HISWAI shows you what’s connected to topics that interest you, and where to find more. HISWAI members can curate information with dashboards to gain insights, proper context and stay up to date on the latest relevant information. Sharing these discoveries with others is easy too!
Date: 2021-02-07 19:41:15
Tags for this article:
Marin supervisors have embraced a policy for approving certain types of apartments in high-risk fire areas that is more permissive than recommended by the county Planning Commission.
The policy involves “accessory dwelling units,” also known as ADUs or in-law apartments. The supervisors unanimously approved the policy on Jan. 26 along with a number of development code amendments, many of which were necessary to bring county regulations into compliance with new state laws.
Sharon Rushton, who leads the community group Sustainable TamAlmonte, said its members are “very disappointed in the county’s revised accessory dwelling unit regulations.”
“We hope the supervisors will reconsider their decisions after they receive more information,” she said.
In a bid to address the state’s shortage of affordable housing, state legislators have passed a raft of new laws over recent years that severely limit local governments’ say in approving housing projects.
State laws that became effective in 2019 have extended preemptions of local control to construct ADUs.
State law divides ADUs into four categories based mainly on size. It allows virtually no local say concerning “category 1″ ADUs — proposed apartments that are 800 square feet or smaller, and apartments created within a legal existing home or outbuilding.
Nevertheless, the development code amendments approved by the Planning Commission prohibited all four categories of ADUs in wildland urban interface zones and very high fire hazard severity zones.

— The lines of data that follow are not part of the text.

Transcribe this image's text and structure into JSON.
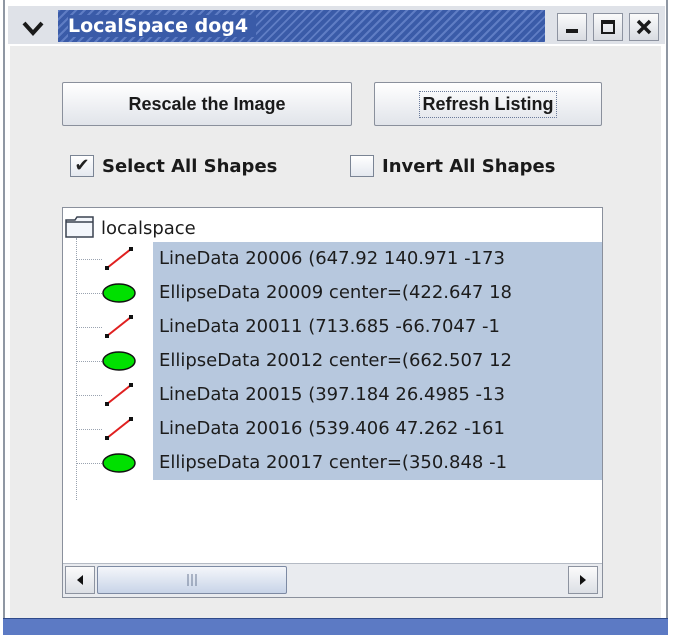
{
  "window": {
    "title": "LocalSpace dog4",
    "controls": [
      "minimize-icon",
      "maximize-icon",
      "close-icon"
    ]
  },
  "buttons": {
    "rescale": "Rescale the Image",
    "refresh": "Refresh Listing"
  },
  "checkboxes": {
    "select_all": {
      "label": "Select All Shapes",
      "checked": true
    },
    "invert_all": {
      "label": "Invert All Shapes",
      "checked": false
    }
  },
  "tree": {
    "root": "localspace",
    "items": [
      {
        "label": "LineData 20006 (647.92 140.971 -173",
        "icon": "line-icon",
        "selected": true
      },
      {
        "label": "EllipseData 20009 center=(422.647 18",
        "icon": "ellipse-icon",
        "selected": true
      },
      {
        "label": "LineData 20011 (713.685 -66.7047 -1",
        "icon": "line-icon",
        "selected": true
      },
      {
        "label": "EllipseData 20012 center=(662.507 12",
        "icon": "ellipse-icon",
        "selected": true
      },
      {
        "label": "LineData 20015 (397.184 26.4985 -13",
        "icon": "line-icon",
        "selected": true
      },
      {
        "label": "LineData 20016 (539.406 47.262 -161",
        "icon": "line-icon",
        "selected": true
      },
      {
        "label": "EllipseData 20017 center=(350.848 -1",
        "icon": "ellipse-icon",
        "selected": true
      }
    ]
  },
  "colors": {
    "title_active": "#3a5ba8",
    "selection": "#b7c8de",
    "ellipse_fill": "#00e000",
    "line_color": "#e02020"
  }
}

The only exception the Planning Commission allowed was for properties that have direct vehicle access to a “street network with a continuous minimum paved width of at least 20 feet from the property to an arterial street or highway.”

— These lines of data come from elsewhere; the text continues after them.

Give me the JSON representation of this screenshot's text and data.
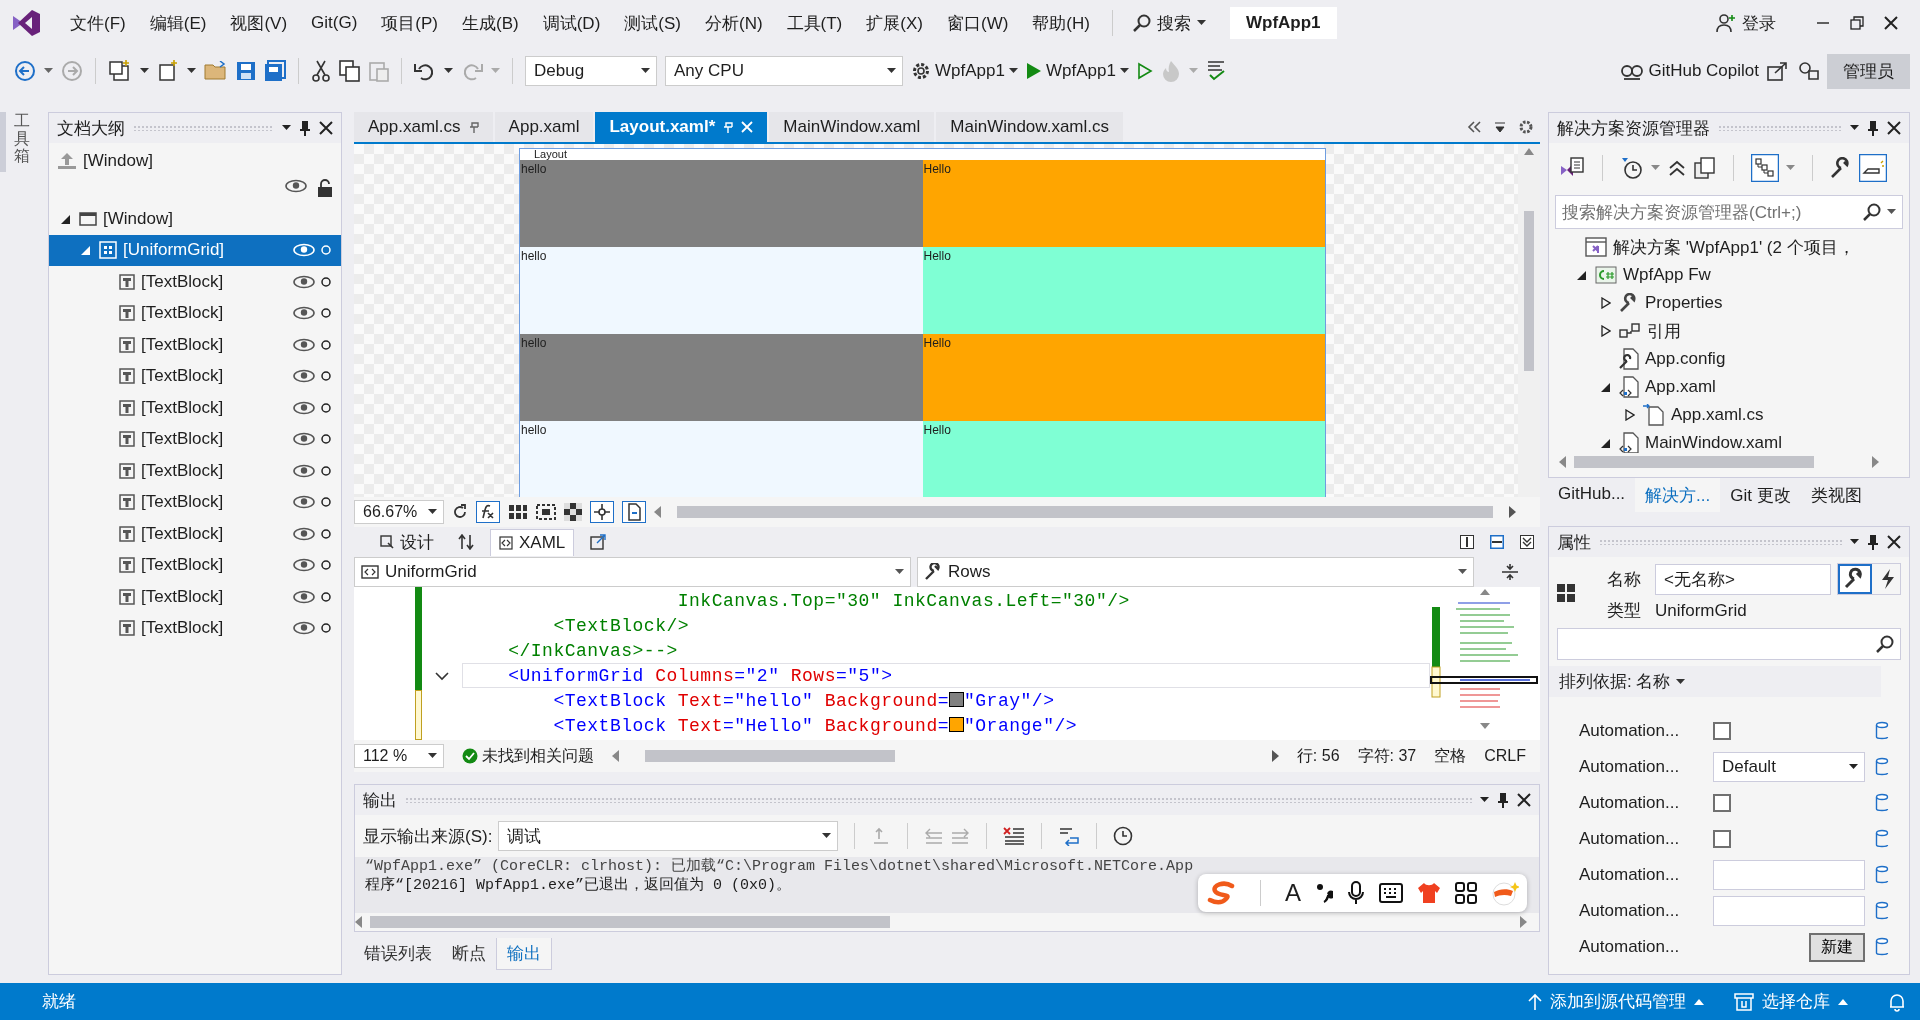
{
  "title_bar": {
    "menu": [
      "文件(F)",
      "编辑(E)",
      "视图(V)",
      "Git(G)",
      "项目(P)",
      "生成(B)",
      "调试(D)",
      "测试(S)",
      "分析(N)",
      "工具(T)",
      "扩展(X)",
      "窗口(W)",
      "帮助(H)"
    ],
    "search": "搜索",
    "title": "WpfApp1",
    "sign_in": "登录"
  },
  "toolbar": {
    "configuration": "Debug",
    "platform": "Any CPU",
    "startup_project": "WpfApp1",
    "run_target": "WpfApp1",
    "copilot": "GitHub Copilot",
    "admin": "管理员"
  },
  "tool_strip": {
    "label": "工具箱"
  },
  "document_outline": {
    "title": "文档大纲",
    "root": "[Window]",
    "tree": [
      {
        "label": "[Window]",
        "kind": "window",
        "expanded": true,
        "selected": false,
        "children": [
          {
            "label": "[UniformGrid]",
            "kind": "grid",
            "expanded": true,
            "selected": true,
            "children": [
              {
                "label": "[TextBlock]",
                "kind": "text",
                "selected": false
              },
              {
                "label": "[TextBlock]",
                "kind": "text",
                "selected": false
              },
              {
                "label": "[TextBlock]",
                "kind": "text",
                "selected": false
              },
              {
                "label": "[TextBlock]",
                "kind": "text",
                "selected": false
              },
              {
                "label": "[TextBlock]",
                "kind": "text",
                "selected": false
              },
              {
                "label": "[TextBlock]",
                "kind": "text",
                "selected": false
              },
              {
                "label": "[TextBlock]",
                "kind": "text",
                "selected": false
              },
              {
                "label": "[TextBlock]",
                "kind": "text",
                "selected": false
              },
              {
                "label": "[TextBlock]",
                "kind": "text",
                "selected": false
              },
              {
                "label": "[TextBlock]",
                "kind": "text",
                "selected": false
              },
              {
                "label": "[TextBlock]",
                "kind": "text",
                "selected": false
              },
              {
                "label": "[TextBlock]",
                "kind": "text",
                "selected": false
              }
            ]
          }
        ]
      }
    ]
  },
  "doc_tabs": [
    {
      "label": "App.xaml.cs",
      "selected": false,
      "pinned": true
    },
    {
      "label": "App.xaml",
      "selected": false,
      "pinned": false
    },
    {
      "label": "Layout.xaml*",
      "selected": true,
      "pinned": true
    },
    {
      "label": "MainWindow.xaml",
      "selected": false,
      "pinned": false
    },
    {
      "label": "MainWindow.xaml.cs",
      "selected": false,
      "pinned": false
    }
  ],
  "designer": {
    "window_label": "Layout",
    "cells": [
      {
        "text": "hello",
        "color": "#808080"
      },
      {
        "text": "Hello",
        "color": "#ffa500"
      },
      {
        "text": "hello",
        "color": "#f0f8ff"
      },
      {
        "text": "Hello",
        "color": "#7fffd4"
      },
      {
        "text": "hello",
        "color": "#808080"
      },
      {
        "text": "Hello",
        "color": "#ffa500"
      },
      {
        "text": "hello",
        "color": "#f0f8ff"
      },
      {
        "text": "Hello",
        "color": "#7fffd4"
      }
    ]
  },
  "zoom_bar": {
    "zoom": "66.67%"
  },
  "view_tabs": [
    {
      "label": "设计",
      "selected": false
    },
    {
      "label": "XAML",
      "selected": true
    }
  ],
  "selectors": {
    "element": "UniformGrid",
    "property": "Rows"
  },
  "code": {
    "lines": [
      {
        "tokens": [
          {
            "kind": "comment",
            "text": "                   InkCanvas.Top=\"30\" InkCanvas.Left=\"30\"/>"
          }
        ]
      },
      {
        "tokens": [
          {
            "kind": "comment",
            "text": "        <TextBlock/>"
          }
        ]
      },
      {
        "tokens": [
          {
            "kind": "comment",
            "text": "    </InkCanvas>-->"
          }
        ]
      },
      {
        "current": true,
        "tokens": [
          {
            "kind": "tag",
            "text": "    <UniformGrid"
          },
          {
            "kind": "attr",
            "text": " Columns"
          },
          {
            "kind": "tag",
            "text": "=\"2\""
          },
          {
            "kind": "attr",
            "text": " Rows"
          },
          {
            "kind": "tag",
            "text": "=\"5\">"
          }
        ]
      },
      {
        "tokens": [
          {
            "kind": "tag",
            "text": "        <TextBlock"
          },
          {
            "kind": "attr",
            "text": " Text"
          },
          {
            "kind": "tag",
            "text": "=\"hello\""
          },
          {
            "kind": "attr",
            "text": " Background"
          },
          {
            "kind": "tag",
            "text": "="
          },
          {
            "kind": "swatch",
            "color": "#808080"
          },
          {
            "kind": "tag",
            "text": "\"Gray\"/>"
          }
        ]
      },
      {
        "tokens": [
          {
            "kind": "tag",
            "text": "        <TextBlock"
          },
          {
            "kind": "attr",
            "text": " Text"
          },
          {
            "kind": "tag",
            "text": "=\"Hello\""
          },
          {
            "kind": "attr",
            "text": " Background"
          },
          {
            "kind": "tag",
            "text": "="
          },
          {
            "kind": "swatch",
            "color": "#ffa500"
          },
          {
            "kind": "tag",
            "text": "\"Orange\"/>"
          }
        ]
      }
    ]
  },
  "code_status": {
    "zoom": "112 %",
    "issues": "未找到相关问题",
    "line": "行: 56",
    "char": "字符: 37",
    "whitespace": "空格",
    "line_ending": "CRLF"
  },
  "output": {
    "title": "输出",
    "source_label": "显示输出来源(S):",
    "source": "调试",
    "lines": [
      "“WpfApp1.exe” (CoreCLR: clrhost): 已加载“C:\\Program Files\\dotnet\\shared\\Microsoft.NETCore.App",
      "程序“[20216] WpfApp1.exe”已退出，返回值为 0 (0x0)。"
    ]
  },
  "bottom_tabs": [
    {
      "label": "错误列表",
      "selected": false
    },
    {
      "label": "断点",
      "selected": false
    },
    {
      "label": "输出",
      "selected": true
    }
  ],
  "solution_explorer": {
    "title": "解决方案资源管理器",
    "search_placeholder": "搜索解决方案资源管理器(Ctrl+;)",
    "tree": [
      {
        "label": "解决方案 'WpfApp1' (2 个项目，",
        "kind": "solution",
        "children": [
          {
            "label": "WpfApp Fw",
            "kind": "csproj",
            "expanded": true,
            "children": [
              {
                "label": "Properties",
                "kind": "wrench",
                "expanded": false
              },
              {
                "label": "引用",
                "kind": "refs",
                "expanded": false
              },
              {
                "label": "App.config",
                "kind": "config"
              },
              {
                "label": "App.xaml",
                "kind": "xaml",
                "expanded": true,
                "children": [
                  {
                    "label": "App.xaml.cs",
                    "kind": "cs",
                    "expanded": false
                  }
                ]
              },
              {
                "label": "MainWindow.xaml",
                "kind": "xaml",
                "expanded": true
              }
            ]
          }
        ]
      }
    ]
  },
  "right_tabs": [
    {
      "label": "GitHub...",
      "selected": false
    },
    {
      "label": "解决方...",
      "selected": true
    },
    {
      "label": "Git 更改",
      "selected": false
    },
    {
      "label": "类视图",
      "selected": false
    }
  ],
  "properties": {
    "title": "属性",
    "name_label": "名称",
    "name_value": "<无名称>",
    "type_label": "类型",
    "type_value": "UniformGrid",
    "sort": "排列依据: 名称",
    "rows": [
      {
        "label": "Automation...",
        "kind": "checkbox",
        "checked": false
      },
      {
        "label": "Automation...",
        "kind": "dropdown",
        "value": "Default"
      },
      {
        "label": "Automation...",
        "kind": "checkbox",
        "checked": false
      },
      {
        "label": "Automation...",
        "kind": "checkbox",
        "checked": false
      },
      {
        "label": "Automation...",
        "kind": "text"
      },
      {
        "label": "Automation...",
        "kind": "text"
      },
      {
        "label": "Automation...",
        "kind": "button",
        "button": "新建"
      }
    ]
  },
  "ime_toolbar": {
    "font_button": "A"
  },
  "status_bar": {
    "ready": "就绪",
    "source_control": "添加到源代码管理",
    "repository": "选择仓库"
  }
}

Deciding that the language was too restrictive, supervisors eliminated the evacuation access requirement for category 1 ADUs, and changed the language governing the other three categories exempting properties located in wildland urban interface zones. The restriction for these three categories now apply only to properties in high fire hazard severity zones.
According to the Marin Community Wildfire Protection Plan, released in 2016, 60,000 acres, or 18% of the county’s land area, falls within the wildland urban interface. The plan estimated that 69,000 of the county’s 106,679 residences were located in the wildland urban interface, or WUI.
“Because of the mix and density of structure and natural fuels combined with limited access and egress routes, fire management becomes more complex in WUI environments,” the report said.
It added that in Marin County many of the access roads within the WUI are narrow and winding and are often on hillsides with overgrown vegetation, making it difficult to protect homes and lives in these areas.
When the Planning Commission approved the more restrictive development code language in December, commissioner Don Dickenson said he visited the Oakland Hills after the firestorm there in 1991.
“We saw what happened when people were trying to get out of the fire in their cars,” Dickenson said. “I believe we have a responsibility as public officials to, where we can, limit increased density in areas with restricted access.”
During the supervisors’ meeting, Rushton urged the board to adopt even tighter restrictions on ADU approvals than the Planning Commission had approved. Rushton said the state’s more liberal laws could increase population density in high fire risk areas while reducing off-street parking.
“Dire consequences could result during an emergency when residents are unable to evacuate and fire crews or paramedics are unable to reach their destinations,” Rushton said. “All there needs to be is one blockage, and an entire section of a community could perish.”
But several supervisors and Tom Lai, interim director of the Marin County Community Development Agency, expressed concern that tighter restrictions on ADUs in the WUI would make it difficult for Marin County to create the amount of new housing mandated by the state.
Under the current regional blueprint, Marin County and local municipalities would be required to build more than 14,000 new residences throughout the county between 2022 and 2030. The supervisors discussed the new housing mandate at the meeting prior to taking up the development code changes.
In a November letter objecting to the size of the housing assignment, Supervisor Katie Rice wrote that the county might not be able to meet the goal “unless we put housing in environmentally sensitive areas, prone to fires, flooding and sea level rise.”
Later that same day when reviewing the development code changes, however, Rice said, “I am concerned that the restrictions with regards to limiting the ADUs especially within the entire WUI is really restrictive and counter to our interests in having ADUs be part of our solution around housing.”
Lai said, “Given that the numbers we’re facing are so large for the next eight-year cycle, I would be concerned if we make it too restrictive and curtail the ability for sufficient ADUs to be built.”
Jeremy Tejirian, a Marin County planning manager, told supervisors that the Marin Wildfire Prevention Authority is about to launch a study that will rate Marin fire evacuation routes based on risk. He estimated it will take a year to 18 months to complete the study.
Supervisor Stephanie Moulton-Peters said she favored waiting until the information on evacuation routes was available before amending the code. Nevertheless, she ultimately voted along with the other supervisors to approve the more lenient rules.